◆ PROBLEM TO SOLVE
If a line in the listing carries the word "rules", return a copy of that line.
** Opening AVAILABLE RECORDS block **
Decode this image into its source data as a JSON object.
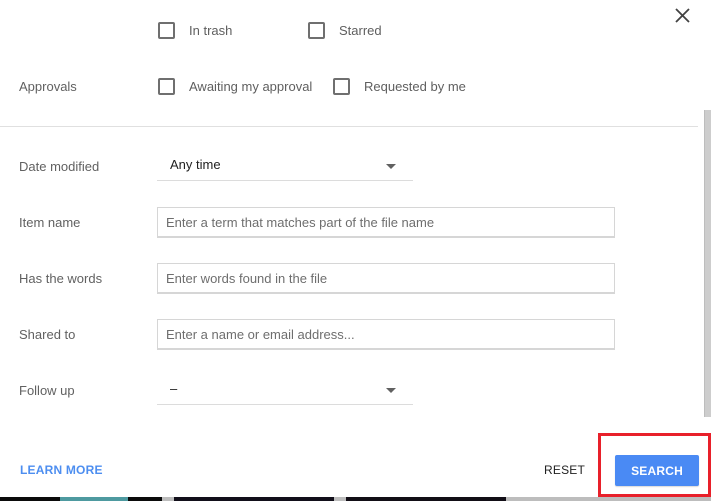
{
  "dialog": {
    "close_icon": "close-icon",
    "checkbox_row_1": [
      {
        "label": "In trash",
        "checked": false
      },
      {
        "label": "Starred",
        "checked": false
      }
    ],
    "approvals": {
      "label": "Approvals",
      "options": [
        {
          "label": "Awaiting my approval",
          "checked": false
        },
        {
          "label": "Requested by me",
          "checked": false
        }
      ]
    },
    "date_modified": {
      "label": "Date modified",
      "value": "Any time"
    },
    "item_name": {
      "label": "Item name",
      "value": "",
      "placeholder": "Enter a term that matches part of the file name"
    },
    "has_the_words": {
      "label": "Has the words",
      "value": "",
      "placeholder": "Enter words found in the file"
    },
    "shared_to": {
      "label": "Shared to",
      "value": "",
      "placeholder": "Enter a name or email address..."
    },
    "follow_up": {
      "label": "Follow up",
      "value": "–"
    },
    "footer": {
      "learn_more": "LEARN MORE",
      "reset": "RESET",
      "search": "SEARCH"
    }
  },
  "colors": {
    "accent": "#4a8af4",
    "link": "#4d8ef0",
    "highlight": "#e8202a"
  }
}
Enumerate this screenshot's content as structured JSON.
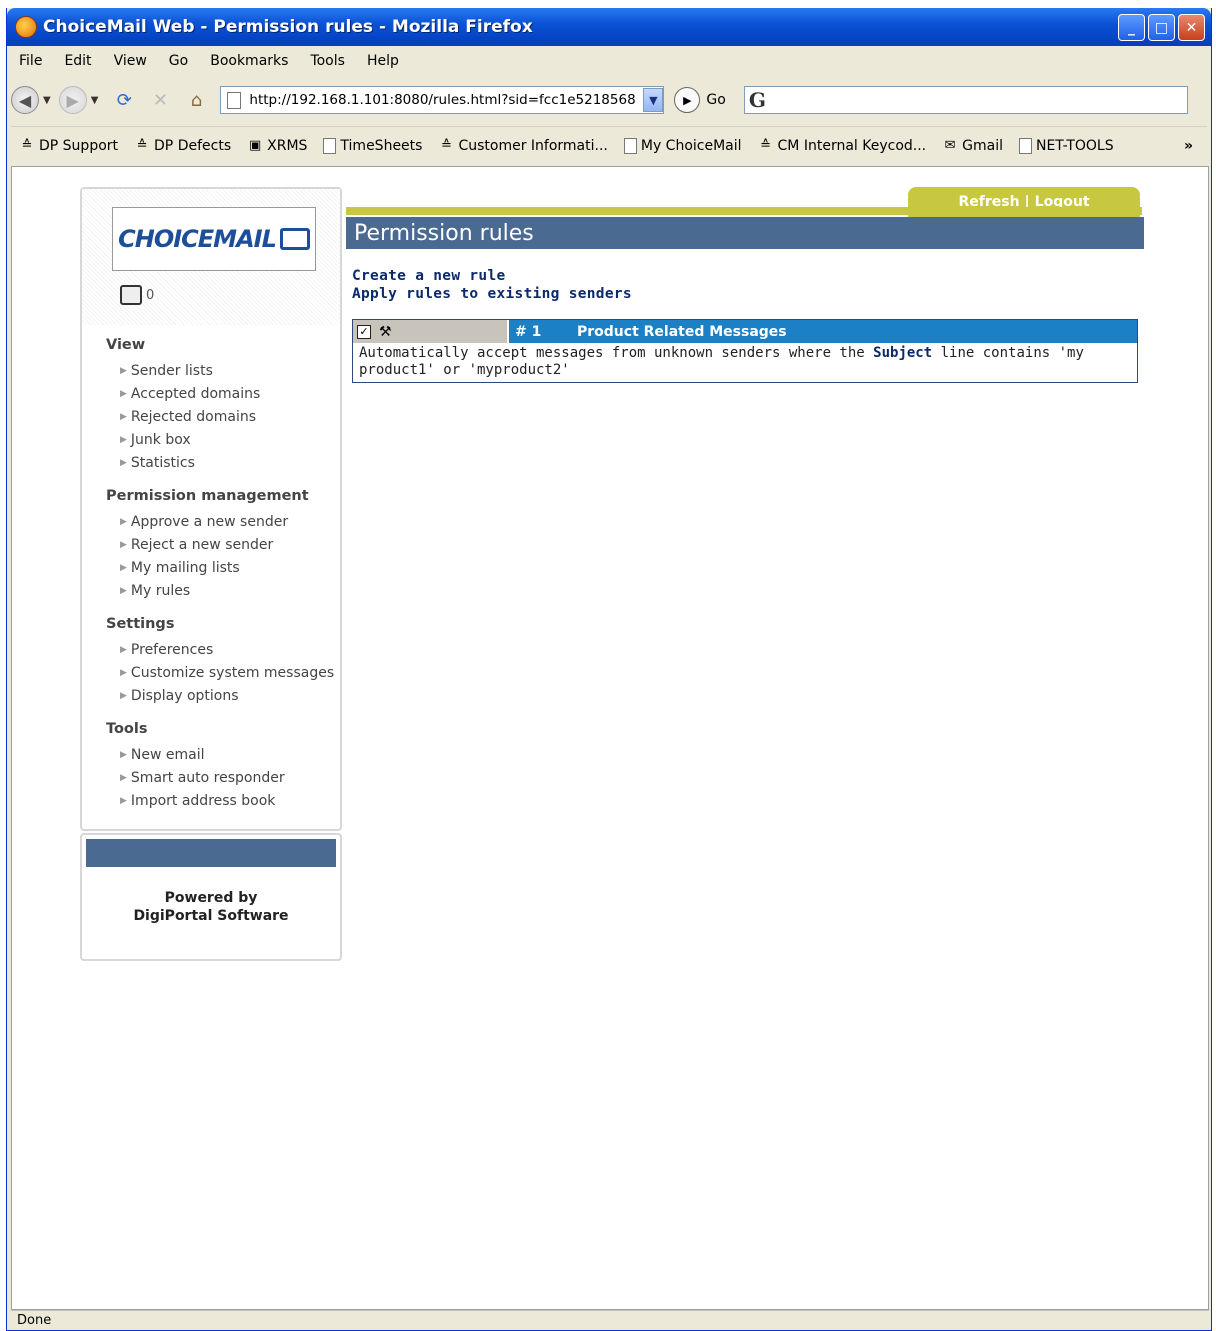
{
  "window": {
    "title": "ChoiceMail Web - Permission rules - Mozilla Firefox"
  },
  "menu": [
    "File",
    "Edit",
    "View",
    "Go",
    "Bookmarks",
    "Tools",
    "Help"
  ],
  "navbar": {
    "url": "http://192.168.1.101:8080/rules.html?sid=fcc1e5218568",
    "go_label": "Go"
  },
  "bookmarks": [
    "DP Support",
    "DP Defects",
    "XRMS",
    "TimeSheets",
    "Customer Informati...",
    "My ChoiceMail",
    "CM Internal Keycod...",
    "Gmail",
    "NET-TOOLS"
  ],
  "bookmarks_more": "»",
  "sidebar": {
    "logo_text": "CHOICEMAIL",
    "count": "0",
    "sections": [
      {
        "title": "View",
        "items": [
          "Sender lists",
          "Accepted domains",
          "Rejected domains",
          "Junk box",
          "Statistics"
        ]
      },
      {
        "title": "Permission management",
        "items": [
          "Approve a new sender",
          "Reject a new sender",
          "My mailing lists",
          "My rules"
        ]
      },
      {
        "title": "Settings",
        "items": [
          "Preferences",
          "Customize system messages",
          "Display options"
        ]
      },
      {
        "title": "Tools",
        "items": [
          "New email",
          "Smart auto responder",
          "Import address book"
        ]
      }
    ],
    "powered_line1": "Powered by",
    "powered_line2": "DigiPortal Software"
  },
  "header": {
    "refresh": "Refresh",
    "separator": "|",
    "logout": "Logout",
    "page_title": "Permission rules"
  },
  "actions": {
    "create": "Create a new rule",
    "apply": "Apply rules to existing senders"
  },
  "rule": {
    "checked": true,
    "number": "# 1",
    "name": "Product Related Messages",
    "desc_before": "Automatically accept messages from unknown senders where the ",
    "desc_bold": "Subject",
    "desc_after": " line contains 'my product1' or 'myproduct2'"
  },
  "status": "Done"
}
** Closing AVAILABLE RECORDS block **
◆ ANSWER TO THE PROBLEM
    "title": "ChoiceMail Web - Permission rules - Mozilla Firefox"
    "url": "http://192.168.1.101:8080/rules.html?sid=fcc1e5218568",
          "My rules"
    "page_title": "Permission rules"
    "apply": "Apply rules to existing senders"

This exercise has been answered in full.